**WHAT YOU SHOULD DO**
Would you print the records as they stand, down to the last character?

[Records drawn from a dataset]
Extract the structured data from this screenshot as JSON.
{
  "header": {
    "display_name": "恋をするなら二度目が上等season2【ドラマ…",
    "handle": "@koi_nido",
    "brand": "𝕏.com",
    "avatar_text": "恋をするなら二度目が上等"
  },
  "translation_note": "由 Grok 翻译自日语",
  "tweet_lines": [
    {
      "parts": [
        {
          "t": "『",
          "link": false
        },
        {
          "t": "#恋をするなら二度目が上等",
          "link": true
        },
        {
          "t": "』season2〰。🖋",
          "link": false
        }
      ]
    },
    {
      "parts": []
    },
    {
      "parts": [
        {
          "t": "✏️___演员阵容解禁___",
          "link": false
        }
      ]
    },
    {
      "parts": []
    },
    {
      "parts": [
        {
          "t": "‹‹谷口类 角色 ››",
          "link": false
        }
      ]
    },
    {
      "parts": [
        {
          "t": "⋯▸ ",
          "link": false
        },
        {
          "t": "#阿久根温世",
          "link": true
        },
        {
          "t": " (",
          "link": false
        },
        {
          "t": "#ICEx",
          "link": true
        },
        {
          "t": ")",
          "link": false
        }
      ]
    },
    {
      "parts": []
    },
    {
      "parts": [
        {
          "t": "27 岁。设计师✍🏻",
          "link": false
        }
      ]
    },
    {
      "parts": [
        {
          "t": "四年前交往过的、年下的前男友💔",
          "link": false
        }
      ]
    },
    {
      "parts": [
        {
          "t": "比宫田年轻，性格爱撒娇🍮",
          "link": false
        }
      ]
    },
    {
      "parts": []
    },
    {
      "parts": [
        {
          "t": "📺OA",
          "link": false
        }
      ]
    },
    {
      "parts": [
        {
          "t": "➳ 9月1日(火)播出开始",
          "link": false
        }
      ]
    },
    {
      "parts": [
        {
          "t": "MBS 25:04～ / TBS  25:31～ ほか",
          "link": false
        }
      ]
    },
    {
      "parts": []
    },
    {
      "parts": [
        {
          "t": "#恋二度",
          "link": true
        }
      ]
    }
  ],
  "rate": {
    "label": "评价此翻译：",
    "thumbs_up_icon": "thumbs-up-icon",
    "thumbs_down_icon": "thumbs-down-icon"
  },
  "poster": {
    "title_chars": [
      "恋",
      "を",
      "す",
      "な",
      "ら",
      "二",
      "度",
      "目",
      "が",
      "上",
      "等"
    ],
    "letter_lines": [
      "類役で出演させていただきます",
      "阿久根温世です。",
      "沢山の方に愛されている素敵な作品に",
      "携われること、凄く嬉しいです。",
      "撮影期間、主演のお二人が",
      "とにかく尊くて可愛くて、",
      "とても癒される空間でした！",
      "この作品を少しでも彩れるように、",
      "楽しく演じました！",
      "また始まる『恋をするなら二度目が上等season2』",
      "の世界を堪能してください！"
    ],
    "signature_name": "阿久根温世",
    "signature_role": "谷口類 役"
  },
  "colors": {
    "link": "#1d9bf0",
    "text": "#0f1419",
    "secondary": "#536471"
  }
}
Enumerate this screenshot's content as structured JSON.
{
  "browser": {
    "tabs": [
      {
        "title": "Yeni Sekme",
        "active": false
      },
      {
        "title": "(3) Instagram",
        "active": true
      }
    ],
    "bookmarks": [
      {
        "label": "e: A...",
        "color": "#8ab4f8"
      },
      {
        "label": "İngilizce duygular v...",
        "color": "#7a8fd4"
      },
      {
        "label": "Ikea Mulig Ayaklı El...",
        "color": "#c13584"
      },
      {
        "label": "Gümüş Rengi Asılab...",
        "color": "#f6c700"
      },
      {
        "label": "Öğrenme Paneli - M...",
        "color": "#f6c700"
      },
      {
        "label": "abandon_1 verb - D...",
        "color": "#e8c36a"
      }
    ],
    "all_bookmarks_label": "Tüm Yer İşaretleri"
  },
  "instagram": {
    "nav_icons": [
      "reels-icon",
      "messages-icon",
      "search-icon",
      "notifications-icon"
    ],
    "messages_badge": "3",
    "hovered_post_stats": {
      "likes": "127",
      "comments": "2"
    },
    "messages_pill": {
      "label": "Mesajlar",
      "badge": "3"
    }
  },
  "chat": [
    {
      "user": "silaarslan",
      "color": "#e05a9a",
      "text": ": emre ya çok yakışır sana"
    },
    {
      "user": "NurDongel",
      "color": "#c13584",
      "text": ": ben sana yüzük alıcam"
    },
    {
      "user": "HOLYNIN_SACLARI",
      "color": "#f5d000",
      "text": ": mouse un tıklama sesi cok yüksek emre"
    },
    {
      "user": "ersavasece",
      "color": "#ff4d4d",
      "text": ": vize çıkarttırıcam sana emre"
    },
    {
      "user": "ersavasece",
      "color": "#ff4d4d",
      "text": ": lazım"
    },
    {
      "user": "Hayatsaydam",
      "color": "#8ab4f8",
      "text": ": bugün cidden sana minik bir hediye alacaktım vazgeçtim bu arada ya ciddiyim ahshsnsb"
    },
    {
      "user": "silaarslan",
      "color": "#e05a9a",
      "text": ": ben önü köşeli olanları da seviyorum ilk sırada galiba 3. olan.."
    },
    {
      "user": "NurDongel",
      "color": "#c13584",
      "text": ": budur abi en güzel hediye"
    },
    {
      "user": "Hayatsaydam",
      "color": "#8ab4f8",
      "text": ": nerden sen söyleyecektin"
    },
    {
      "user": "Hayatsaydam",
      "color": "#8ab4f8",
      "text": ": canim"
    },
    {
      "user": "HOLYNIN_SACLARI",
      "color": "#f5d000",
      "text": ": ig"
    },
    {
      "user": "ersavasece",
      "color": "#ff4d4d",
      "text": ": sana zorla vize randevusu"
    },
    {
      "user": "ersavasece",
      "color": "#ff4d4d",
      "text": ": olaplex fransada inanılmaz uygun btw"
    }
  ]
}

**WRITTEN ANSWER**
Extract the structured data from this screenshot as JSON.
{
  "header": {
    "display_name": "恋をするなら二度目が上等season2【ドラマ…",
    "handle": "@koi_nido",
    "brand": "𝕏.com",
    "avatar_text": "恋をするなら二度目が上等"
  },
  "translation_note": "由 Grok 翻译自日语",
  "tweet_lines": [
    {
      "parts": [
        {
          "t": "『",
          "link": false
        },
        {
          "t": "#恋をするなら二度目が上等",
          "link": true
        },
        {
          "t": "』season2〰。🖋",
          "link": false
        }
      ]
    },
    {
      "parts": []
    },
    {
      "parts": [
        {
          "t": "✏️___演员阵容解禁___",
          "link": false
        }
      ]
    },
    {
      "parts": []
    },
    {
      "parts": [
        {
          "t": "‹‹谷口类 角色 ››",
          "link": false
        }
      ]
    },
    {
      "parts": [
        {
          "t": "⋯▸ ",
          "link": false
        },
        {
          "t": "#阿久根温世",
          "link": true
        },
        {
          "t": " (",
          "link": false
        },
        {
          "t": "#ICEx",
          "link": true
        },
        {
          "t": ")",
          "link": false
        }
      ]
    },
    {
      "parts": []
    },
    {
      "parts": [
        {
          "t": "27 岁。设计师✍🏻",
          "link": false
        }
      ]
    },
    {
      "parts": [
        {
          "t": "四年前交往过的、年下的前男友💔",
          "link": false
        }
      ]
    },
    {
      "parts": [
        {
          "t": "比宫田年轻，性格爱撒娇🍮",
          "link": false
        }
      ]
    },
    {
      "parts": []
    },
    {
      "parts": [
        {
          "t": "📺OA",
          "link": false
        }
      ]
    },
    {
      "parts": [
        {
          "t": "➳ 9月1日(火)播出开始",
          "link": false
        }
      ]
    },
    {
      "parts": [
        {
          "t": "MBS 25:04～ / TBS  25:31～ ほか",
          "link": false
        }
      ]
    },
    {
      "parts": []
    },
    {
      "parts": [
        {
          "t": "#恋二度",
          "link": true
        }
      ]
    }
  ],
  "rate": {
    "label": "评价此翻译：",
    "thumbs_up_icon": "thumbs-up-icon",
    "thumbs_down_icon": "thumbs-down-icon"
  },
  "poster": {
    "title_chars": [
      "恋",
      "を",
      "す",
      "な",
      "ら",
      "二",
      "度",
      "目",
      "が",
      "上",
      "等"
    ],
    "letter_lines": [
      "類役で出演させていただきます",
      "阿久根温世です。",
      "沢山の方に愛されている素敵な作品に",
      "携われること、凄く嬉しいです。",
      "撮影期間、主演のお二人が",
      "とにかく尊くて可愛くて、",
      "とても癒される空間でした！",
      "この作品を少しでも彩れるように、",
      "楽しく演じました！",
      "また始まる『恋をするなら二度目が上等season2』",
      "の世界を堪能してください！"
    ],
    "signature_name": "阿久根温世",
    "signature_role": "谷口類 役"
  },
  "colors": {
    "link": "#1d9bf0",
    "text": "#0f1419",
    "secondary": "#536471"
  }
}
Enumerate this screenshot's content as structured JSON.
{
  "browser": {
    "tabs": [
      {
        "title": "Yeni Sekme",
        "active": false
      },
      {
        "title": "(3) Instagram",
        "active": true
      }
    ],
    "bookmarks": [
      {
        "label": "e: A...",
        "color": "#8ab4f8"
      },
      {
        "label": "İngilizce duygular v...",
        "color": "#7a8fd4"
      },
      {
        "label": "Ikea Mulig Ayaklı El...",
        "color": "#c13584"
      },
      {
        "label": "Gümüş Rengi Asılab...",
        "color": "#f6c700"
      },
      {
        "label": "Öğrenme Paneli - M...",
        "color": "#f6c700"
      },
      {
        "label": "abandon_1 verb - D...",
        "color": "#e8c36a"
      }
    ],
    "all_bookmarks_label": "Tüm Yer İşaretleri"
  },
  "instagram": {
    "nav_icons": [
      "reels-icon",
      "messages-icon",
      "search-icon",
      "notifications-icon"
    ],
    "messages_badge": "3",
    "hovered_post_stats": {
      "likes": "127",
      "comments": "2"
    },
    "messages_pill": {
      "label": "Mesajlar",
      "badge": "3"
    }
  },
  "chat": [
    {
      "user": "silaarslan",
      "color": "#e05a9a",
      "text": ": emre ya çok yakışır sana"
    },
    {
      "user": "NurDongel",
      "color": "#c13584",
      "text": ": ben sana yüzük alıcam"
    },
    {
      "user": "HOLYNIN_SACLARI",
      "color": "#f5d000",
      "text": ": mouse un tıklama sesi cok yüksek emre"
    },
    {
      "user": "ersavasece",
      "color": "#ff4d4d",
      "text": ": vize çıkarttırıcam sana emre"
    },
    {
      "user": "ersavasece",
      "color": "#ff4d4d",
      "text": ": lazım"
    },
    {
      "user": "Hayatsaydam",
      "color": "#8ab4f8",
      "text": ": bugün cidden sana minik bir hediye alacaktım vazgeçtim bu arada ya ciddiyim ahshsnsb"
    },
    {
      "user": "silaarslan",
      "color": "#e05a9a",
      "text": ": ben önü köşeli olanları da seviyorum ilk sırada galiba 3. olan.."
    },
    {
      "user": "NurDongel",
      "color": "#c13584",
      "text": ": budur abi en güzel hediye"
    },
    {
      "user": "Hayatsaydam",
      "color": "#8ab4f8",
      "text": ": nerden sen söyleyecektin"
    },
    {
      "user": "Hayatsaydam",
      "color": "#8ab4f8",
      "text": ": canim"
    },
    {
      "user": "HOLYNIN_SACLARI",
      "color": "#f5d000",
      "text": ": ig"
    },
    {
      "user": "ersavasece",
      "color": "#ff4d4d",
      "text": ": sana zorla vize randevusu"
    },
    {
      "user": "ersavasece",
      "color": "#ff4d4d",
      "text": ": olaplex fransada inanılmaz uygun btw"
    }
  ]
}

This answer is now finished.